**EXERCISE OBJECTIVE**
Go through the entries, filter for the word "title", and copy every line that has it.

**DATA TO PROCESS**
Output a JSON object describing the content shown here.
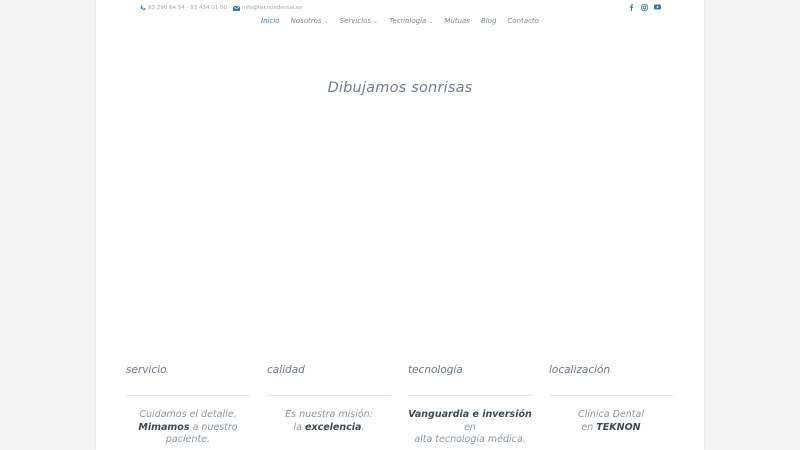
{
  "topbar": {
    "phone": "93 290 64 54 - 93 434 01 00",
    "email": "info@teknondental.es"
  },
  "social": [
    "facebook-icon",
    "instagram-icon",
    "youtube-icon"
  ],
  "nav": {
    "items": [
      {
        "label": "Inicio",
        "active": true,
        "dropdown": false
      },
      {
        "label": "Nosotros",
        "active": false,
        "dropdown": true
      },
      {
        "label": "Servicios",
        "active": false,
        "dropdown": true
      },
      {
        "label": "Tecnología",
        "active": false,
        "dropdown": true
      },
      {
        "label": "Mutuas",
        "active": false,
        "dropdown": false
      },
      {
        "label": "Blog",
        "active": false,
        "dropdown": false
      },
      {
        "label": "Contacto",
        "active": false,
        "dropdown": false
      }
    ],
    "chevron": "⌄"
  },
  "hero": {
    "title": "Dibujamos sonrisas"
  },
  "columns": [
    {
      "title": "servicio",
      "l1a": "Cuidamos el detalle.",
      "l2b": "Mimamos",
      "l2c": " a nuestro",
      "l3": "paciente."
    },
    {
      "title": "calidad",
      "l1a": "Es nuestra misión:",
      "l2a": "la ",
      "l2b": "excelencia",
      "l2c": "."
    },
    {
      "title": "tecnología",
      "l1b": "Vanguardia e inversión",
      "l1c": " en",
      "l2a": "alta tecnología médica."
    },
    {
      "title": "localización",
      "l1a": "Clínica Dental",
      "l2a": "en ",
      "l2b": "TEKNON"
    }
  ],
  "colors": {
    "accent": "#2e7bb2",
    "text": "#8a96a0",
    "background": "#f4f4f4"
  }
}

**RESULT FOR THIS TASK**
    "title": "Dibujamos sonrisas"
      "title": "servicio",
      "title": "calidad",
      "title": "tecnología",
      "title": "localización",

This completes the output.